• [To do] Give back every entry, copied exactly.

• [Data provided]
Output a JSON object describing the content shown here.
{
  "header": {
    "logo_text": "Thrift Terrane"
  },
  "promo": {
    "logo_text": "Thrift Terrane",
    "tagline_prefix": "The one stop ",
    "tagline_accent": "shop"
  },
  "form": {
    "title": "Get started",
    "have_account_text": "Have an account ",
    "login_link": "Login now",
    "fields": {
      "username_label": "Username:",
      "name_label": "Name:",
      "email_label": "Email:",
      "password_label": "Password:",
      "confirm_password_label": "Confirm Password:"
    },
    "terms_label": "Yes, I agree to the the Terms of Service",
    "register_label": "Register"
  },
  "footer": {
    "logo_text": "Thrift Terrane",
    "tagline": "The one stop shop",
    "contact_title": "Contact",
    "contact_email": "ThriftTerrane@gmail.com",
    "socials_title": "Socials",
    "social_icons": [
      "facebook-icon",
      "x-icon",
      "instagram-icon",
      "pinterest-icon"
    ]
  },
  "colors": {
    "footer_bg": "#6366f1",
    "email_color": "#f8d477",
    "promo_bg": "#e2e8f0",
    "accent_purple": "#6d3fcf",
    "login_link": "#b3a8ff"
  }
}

• [Solved problem]
Output a JSON object describing the content shown here.
{
  "header": {
    "logo_text": "Thrift Terrane"
  },
  "promo": {
    "logo_text": "Thrift Terrane",
    "tagline_prefix": "The one stop ",
    "tagline_accent": "shop"
  },
  "form": {
    "title": "Get started",
    "have_account_text": "Have an account ",
    "login_link": "Login now",
    "fields": {
      "username_label": "Username:",
      "name_label": "Name:",
      "email_label": "Email:",
      "password_label": "Password:",
      "confirm_password_label": "Confirm Password:"
    },
    "terms_label": "Yes, I agree to the the Terms of Service",
    "register_label": "Register"
  },
  "footer": {
    "logo_text": "Thrift Terrane",
    "tagline": "The one stop shop",
    "contact_title": "Contact",
    "contact_email": "ThriftTerrane@gmail.com",
    "socials_title": "Socials",
    "social_icons": [
      "facebook-icon",
      "x-icon",
      "instagram-icon",
      "pinterest-icon"
    ]
  },
  "colors": {
    "footer_bg": "#6366f1",
    "email_color": "#f8d477",
    "promo_bg": "#e2e8f0",
    "accent_purple": "#6d3fcf",
    "login_link": "#b3a8ff"
  }
}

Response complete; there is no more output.